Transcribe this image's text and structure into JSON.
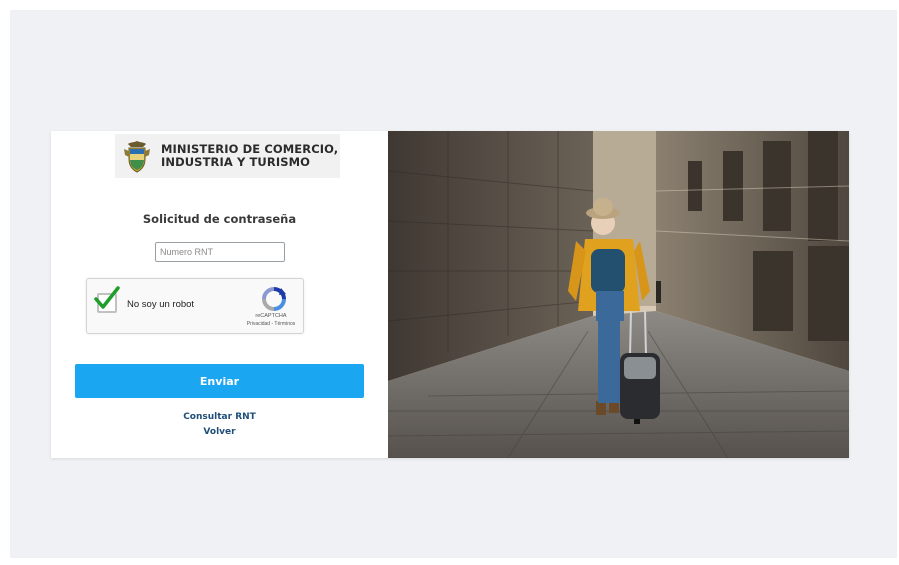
{
  "logo": {
    "line1": "MINISTERIO DE COMERCIO,",
    "line2": "INDUSTRIA Y TURISMO",
    "icon": "colombia-coat-of-arms-icon"
  },
  "form": {
    "heading": "Solicitud de contraseña",
    "rnt_placeholder": "Numero RNT",
    "rnt_value": ""
  },
  "captcha": {
    "label": "No soy un robot",
    "brand": "reCAPTCHA",
    "links": "Privacidad - Términos",
    "checked": true,
    "check_color": "#1e9e2a"
  },
  "submit": {
    "label": "Enviar",
    "color": "#1aa6f0"
  },
  "links": {
    "consult": "Consultar RNT",
    "back": "Volver"
  },
  "hero": {
    "description_icon": "traveler-with-suitcase-photo"
  }
}
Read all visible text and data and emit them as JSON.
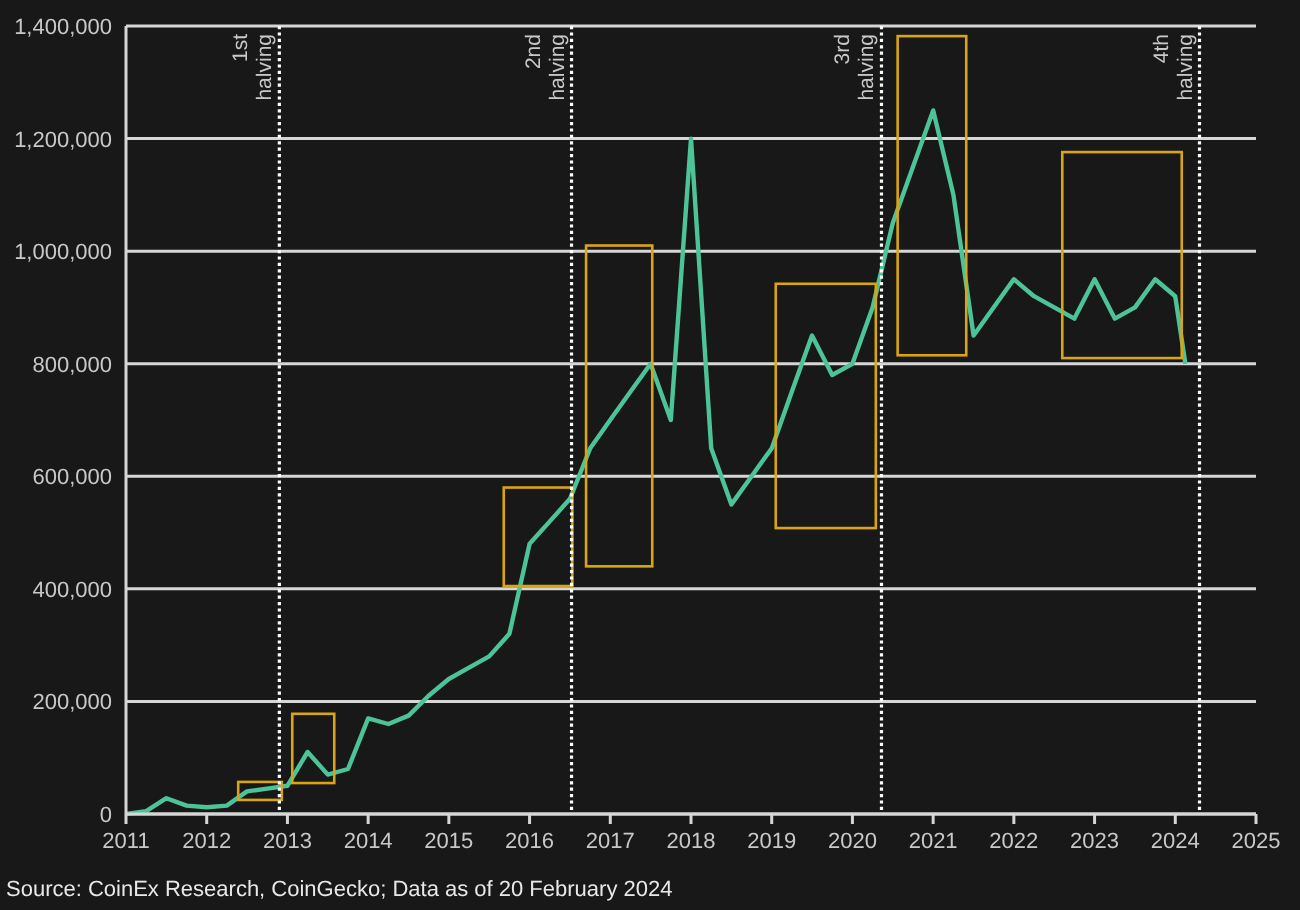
{
  "chart": {
    "chart_data": {
      "type": "line",
      "x": [
        2011,
        2011.25,
        2011.5,
        2011.75,
        2012,
        2012.25,
        2012.5,
        2012.75,
        2013,
        2013.25,
        2013.5,
        2013.75,
        2014,
        2014.25,
        2014.5,
        2014.75,
        2015,
        2015.25,
        2015.5,
        2015.75,
        2016,
        2016.25,
        2016.5,
        2016.75,
        2017,
        2017.25,
        2017.5,
        2017.75,
        2018,
        2018.25,
        2018.5,
        2018.75,
        2019,
        2019.25,
        2019.5,
        2019.75,
        2020,
        2020.25,
        2020.5,
        2020.75,
        2021,
        2021.25,
        2021.5,
        2021.75,
        2022,
        2022.25,
        2022.5,
        2022.75,
        2023,
        2023.25,
        2023.5,
        2023.75,
        2024,
        2024.125
      ],
      "series": [
        {
          "color": "#4cc497",
          "values": [
            0,
            5000,
            28000,
            15000,
            12000,
            15000,
            40000,
            45000,
            50000,
            110000,
            70000,
            80000,
            170000,
            160000,
            175000,
            210000,
            240000,
            260000,
            280000,
            320000,
            480000,
            520000,
            560000,
            650000,
            700000,
            750000,
            800000,
            700000,
            1200000,
            650000,
            550000,
            600000,
            650000,
            750000,
            850000,
            780000,
            800000,
            900000,
            1050000,
            1150000,
            1250000,
            1100000,
            850000,
            900000,
            950000,
            920000,
            900000,
            880000,
            950000,
            880000,
            900000,
            950000,
            920000,
            800000
          ]
        }
      ],
      "xlim": [
        2011,
        2025
      ],
      "ylim": [
        0,
        1400000
      ],
      "xticks": [
        2011,
        2012,
        2013,
        2014,
        2015,
        2016,
        2017,
        2018,
        2019,
        2020,
        2021,
        2022,
        2023,
        2024,
        2025
      ],
      "yticks": [
        {
          "value": 0,
          "label": "0"
        },
        {
          "value": 200000,
          "label": "200,000"
        },
        {
          "value": 400000,
          "label": "400,000"
        },
        {
          "value": 600000,
          "label": "600,000"
        },
        {
          "value": 800000,
          "label": "800,000"
        },
        {
          "value": 1000000,
          "label": "1,000,000"
        },
        {
          "value": 1200000,
          "label": "1,200,000"
        },
        {
          "value": 1400000,
          "label": "1,400,000"
        }
      ],
      "grid": true,
      "ref_lines": [
        {
          "axis": "x",
          "value": 2012.9,
          "label": "1st halving"
        },
        {
          "axis": "x",
          "value": 2016.52,
          "label": "2nd halving"
        },
        {
          "axis": "x",
          "value": 2020.36,
          "label": "3rd halving"
        },
        {
          "axis": "x",
          "value": 2024.3,
          "label": "4th halving"
        }
      ]
    }
  },
  "source": "Source: CoinEx Research, CoinGecko; Data as of 20 February 2024"
}
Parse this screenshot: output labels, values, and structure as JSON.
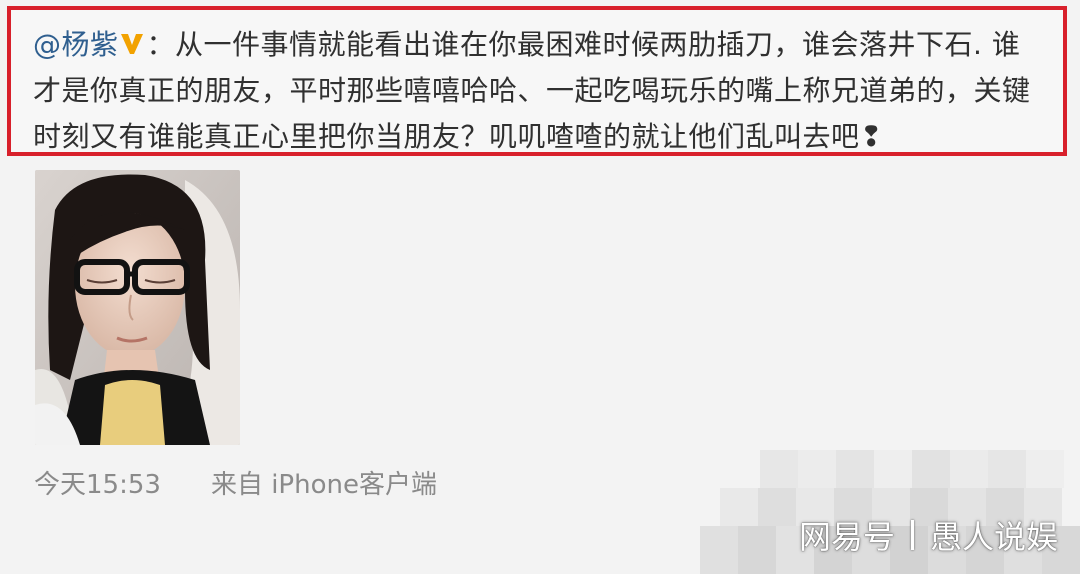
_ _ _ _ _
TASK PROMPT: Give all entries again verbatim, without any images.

RESULT OF THE TASK:
Transcribe this image's text and structure into JSON.
{
  "logo": {
    "line1": "MINISTERIO DE COMERCIO,",
    "line2": "INDUSTRIA Y TURISMO",
    "icon": "colombia-coat-of-arms-icon"
  },
  "form": {
    "heading": "Solicitud de contraseña",
    "rnt_placeholder": "Numero RNT",
    "rnt_value": ""
  },
  "captcha": {
    "label": "No soy un robot",
    "brand": "reCAPTCHA",
    "links": "Privacidad - Términos",
    "checked": true,
    "check_color": "#1e9e2a"
  },
  "submit": {
    "label": "Enviar",
    "color": "#1aa6f0"
  },
  "links": {
    "consult": "Consultar RNT",
    "back": "Volver"
  },
  "hero": {
    "description_icon": "traveler-with-suitcase-photo"
  }
}
Read all visible text and data and emit them as JSON.
{
  "chart": {
    "chart_data": {
      "type": "line",
      "x": [
        2011,
        2011.25,
        2011.5,
        2011.75,
        2012,
        2012.25,
        2012.5,
        2012.75,
        2013,
        2013.25,
        2013.5,
        2013.75,
        2014,
        2014.25,
        2014.5,
        2014.75,
        2015,
        2015.25,
        2015.5,
        2015.75,
        2016,
        2016.25,
        2016.5,
        2016.75,
        2017,
        2017.25,
        2017.5,
        2017.75,
        2018,
        2018.25,
        2018.5,
        2018.75,
        2019,
        2019.25,
        2019.5,
        2019.75,
        2020,
        2020.25,
        2020.5,
        2020.75,
        2021,
        2021.25,
        2021.5,
        2021.75,
        2022,
        2022.25,
        2022.5,
        2022.75,
        2023,
        2023.25,
        2023.5,
        2023.75,
        2024,
        2024.125
      ],
      "series": [
        {
          "color": "#4cc497",
          "values": [
            0,
            5000,
            28000,
            15000,
            12000,
            15000,
            40000,
            45000,
            50000,
            110000,
            70000,
            80000,
            170000,
            160000,
            175000,
            210000,
            240000,
            260000,
            280000,
            320000,
            480000,
            520000,
            560000,
            650000,
            700000,
            750000,
            800000,
            700000,
            1200000,
            650000,
            550000,
            600000,
            650000,
            750000,
            850000,
            780000,
            800000,
            900000,
            1050000,
            1150000,
            1250000,
            1100000,
            850000,
            900000,
            950000,
            920000,
            900000,
            880000,
            950000,
            880000,
            900000,
            950000,
            920000,
            800000
          ]
        }
      ],
      "xlim": [
        2011,
        2025
      ],
      "ylim": [
        0,
        1400000
      ],
      "xticks": [
        2011,
        2012,
        2013,
        2014,
        2015,
        2016,
        2017,
        2018,
        2019,
        2020,
        2021,
        2022,
        2023,
        2024,
        2025
      ],
      "yticks": [
        {
          "value": 0,
          "label": "0"
        },
        {
          "value": 200000,
          "label": "200,000"
        },
        {
          "value": 400000,
          "label": "400,000"
        },
        {
          "value": 600000,
          "label": "600,000"
        },
        {
          "value": 800000,
          "label": "800,000"
        },
        {
          "value": 1000000,
          "label": "1,000,000"
        },
        {
          "value": 1200000,
          "label": "1,200,000"
        },
        {
          "value": 1400000,
          "label": "1,400,000"
        }
      ],
      "grid": true,
      "ref_lines": [
        {
          "axis": "x",
          "value": 2012.9,
          "label": "1st halving"
        },
        {
          "axis": "x",
          "value": 2016.52,
          "label": "2nd halving"
        },
        {
          "axis": "x",
          "value": 2020.36,
          "label": "3rd halving"
        },
        {
          "axis": "x",
          "value": 2024.3,
          "label": "4th halving"
        }
      ]
    }
  },
  "source": "Source: CoinEx Research, CoinGecko; Data as of 20 February 2024"
}
Parse this screenshot: output labels, values, and structure as JSON.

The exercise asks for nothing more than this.